* _Task instructions_: Line by line, count where the string "this" appears in the listing, then give the number of such lines alone.

* _The data_:
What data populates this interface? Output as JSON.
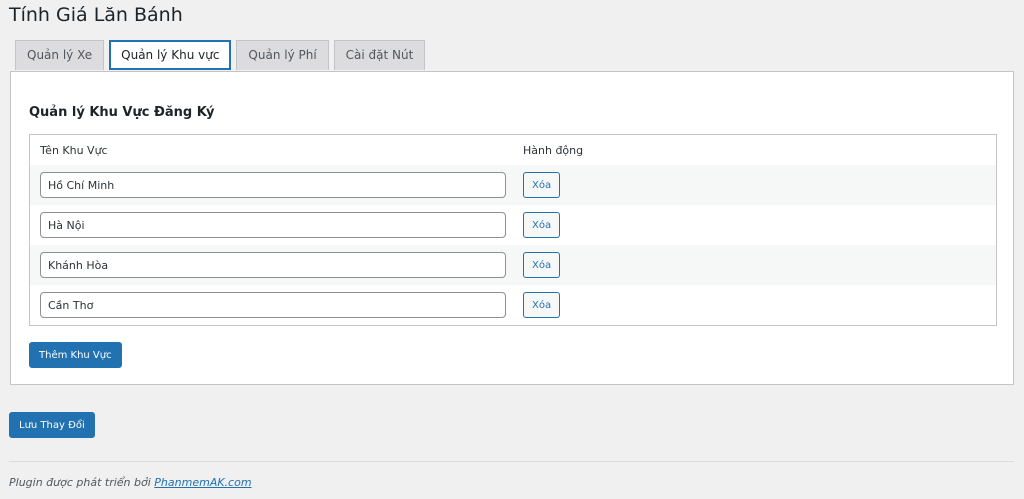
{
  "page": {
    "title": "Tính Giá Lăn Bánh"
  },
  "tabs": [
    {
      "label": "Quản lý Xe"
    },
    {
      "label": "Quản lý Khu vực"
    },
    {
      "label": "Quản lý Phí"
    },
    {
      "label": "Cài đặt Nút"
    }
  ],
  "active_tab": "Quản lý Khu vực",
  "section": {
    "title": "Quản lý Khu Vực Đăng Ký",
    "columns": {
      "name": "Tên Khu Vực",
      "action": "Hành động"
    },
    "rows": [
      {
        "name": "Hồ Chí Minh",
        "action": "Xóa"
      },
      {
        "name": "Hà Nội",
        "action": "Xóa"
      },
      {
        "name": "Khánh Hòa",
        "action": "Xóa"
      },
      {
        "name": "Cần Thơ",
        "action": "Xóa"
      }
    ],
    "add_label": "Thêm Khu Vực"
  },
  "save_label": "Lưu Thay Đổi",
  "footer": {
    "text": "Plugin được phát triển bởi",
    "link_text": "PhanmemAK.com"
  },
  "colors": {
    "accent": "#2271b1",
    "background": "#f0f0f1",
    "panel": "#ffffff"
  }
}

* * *

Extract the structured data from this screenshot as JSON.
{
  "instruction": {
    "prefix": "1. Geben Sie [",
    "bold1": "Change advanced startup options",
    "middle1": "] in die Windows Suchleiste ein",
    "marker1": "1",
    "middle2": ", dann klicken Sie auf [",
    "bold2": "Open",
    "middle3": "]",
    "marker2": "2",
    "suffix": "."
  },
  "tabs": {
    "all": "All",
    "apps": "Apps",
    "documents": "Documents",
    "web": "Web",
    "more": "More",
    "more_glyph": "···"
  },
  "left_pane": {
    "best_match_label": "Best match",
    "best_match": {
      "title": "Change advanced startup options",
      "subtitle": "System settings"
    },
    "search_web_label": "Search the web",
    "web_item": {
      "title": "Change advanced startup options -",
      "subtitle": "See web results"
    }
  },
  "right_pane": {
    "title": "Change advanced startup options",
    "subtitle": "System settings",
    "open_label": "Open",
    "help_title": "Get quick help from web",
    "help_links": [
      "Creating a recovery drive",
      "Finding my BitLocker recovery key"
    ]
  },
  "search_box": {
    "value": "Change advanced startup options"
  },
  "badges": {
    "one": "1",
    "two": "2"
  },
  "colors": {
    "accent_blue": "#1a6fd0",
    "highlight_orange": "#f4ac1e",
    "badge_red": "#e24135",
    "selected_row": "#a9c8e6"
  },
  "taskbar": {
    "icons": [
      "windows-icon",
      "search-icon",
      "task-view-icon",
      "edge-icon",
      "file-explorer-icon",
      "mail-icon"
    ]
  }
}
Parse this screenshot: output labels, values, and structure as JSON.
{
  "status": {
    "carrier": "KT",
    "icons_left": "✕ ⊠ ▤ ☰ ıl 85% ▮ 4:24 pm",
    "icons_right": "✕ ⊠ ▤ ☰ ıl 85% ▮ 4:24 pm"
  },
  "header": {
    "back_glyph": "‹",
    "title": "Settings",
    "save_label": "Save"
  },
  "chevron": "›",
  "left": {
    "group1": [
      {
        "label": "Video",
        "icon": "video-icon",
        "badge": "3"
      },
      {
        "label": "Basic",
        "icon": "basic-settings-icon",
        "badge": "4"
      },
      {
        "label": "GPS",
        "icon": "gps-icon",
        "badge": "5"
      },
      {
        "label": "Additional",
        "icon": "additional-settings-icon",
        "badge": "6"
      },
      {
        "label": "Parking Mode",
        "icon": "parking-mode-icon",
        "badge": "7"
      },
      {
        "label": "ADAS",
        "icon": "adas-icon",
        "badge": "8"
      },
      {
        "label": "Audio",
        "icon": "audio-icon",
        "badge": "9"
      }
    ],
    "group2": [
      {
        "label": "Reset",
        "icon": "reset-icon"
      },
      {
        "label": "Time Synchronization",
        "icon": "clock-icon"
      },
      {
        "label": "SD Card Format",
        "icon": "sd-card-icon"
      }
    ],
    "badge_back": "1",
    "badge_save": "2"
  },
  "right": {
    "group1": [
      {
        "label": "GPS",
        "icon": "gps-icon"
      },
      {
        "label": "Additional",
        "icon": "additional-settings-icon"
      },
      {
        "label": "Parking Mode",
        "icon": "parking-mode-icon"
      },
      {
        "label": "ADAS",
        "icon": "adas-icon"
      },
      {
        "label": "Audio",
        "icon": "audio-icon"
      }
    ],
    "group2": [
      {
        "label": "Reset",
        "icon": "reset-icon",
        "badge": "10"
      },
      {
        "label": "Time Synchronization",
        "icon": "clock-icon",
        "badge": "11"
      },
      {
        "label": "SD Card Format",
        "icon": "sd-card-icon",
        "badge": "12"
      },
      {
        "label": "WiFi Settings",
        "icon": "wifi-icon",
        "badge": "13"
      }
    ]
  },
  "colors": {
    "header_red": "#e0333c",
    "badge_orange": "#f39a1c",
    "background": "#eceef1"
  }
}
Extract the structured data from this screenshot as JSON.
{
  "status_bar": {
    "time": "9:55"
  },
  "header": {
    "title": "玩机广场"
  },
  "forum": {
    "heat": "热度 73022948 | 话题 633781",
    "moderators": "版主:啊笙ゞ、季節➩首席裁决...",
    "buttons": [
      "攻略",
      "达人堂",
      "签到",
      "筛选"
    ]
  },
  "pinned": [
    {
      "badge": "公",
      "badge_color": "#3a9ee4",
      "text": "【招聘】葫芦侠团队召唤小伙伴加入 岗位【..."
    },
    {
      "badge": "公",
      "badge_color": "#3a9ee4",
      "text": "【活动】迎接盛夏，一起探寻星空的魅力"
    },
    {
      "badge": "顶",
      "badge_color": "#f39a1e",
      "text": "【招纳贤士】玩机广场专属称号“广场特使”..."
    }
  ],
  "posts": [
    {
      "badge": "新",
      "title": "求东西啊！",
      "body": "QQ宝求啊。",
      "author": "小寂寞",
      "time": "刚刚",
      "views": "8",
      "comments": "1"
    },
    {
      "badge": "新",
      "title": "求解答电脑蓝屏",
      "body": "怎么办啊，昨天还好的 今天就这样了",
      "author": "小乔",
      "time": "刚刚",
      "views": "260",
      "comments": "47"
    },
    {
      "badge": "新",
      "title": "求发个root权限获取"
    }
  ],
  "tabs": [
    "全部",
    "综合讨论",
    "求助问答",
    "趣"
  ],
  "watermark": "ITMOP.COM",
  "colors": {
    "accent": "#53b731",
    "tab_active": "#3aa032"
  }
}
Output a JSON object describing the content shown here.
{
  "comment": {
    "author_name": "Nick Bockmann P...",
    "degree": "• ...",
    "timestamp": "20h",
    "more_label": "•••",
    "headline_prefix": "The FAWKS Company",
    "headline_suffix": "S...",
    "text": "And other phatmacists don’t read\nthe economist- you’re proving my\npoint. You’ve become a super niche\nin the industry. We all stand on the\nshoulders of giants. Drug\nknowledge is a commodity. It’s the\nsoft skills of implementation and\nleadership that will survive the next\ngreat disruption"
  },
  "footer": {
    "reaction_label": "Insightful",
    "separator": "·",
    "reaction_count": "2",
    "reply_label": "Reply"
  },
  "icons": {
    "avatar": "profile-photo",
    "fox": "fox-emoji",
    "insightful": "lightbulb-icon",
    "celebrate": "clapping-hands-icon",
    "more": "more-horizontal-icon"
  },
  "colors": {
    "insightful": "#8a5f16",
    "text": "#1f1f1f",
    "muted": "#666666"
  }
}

* _Solution to the problem_: 4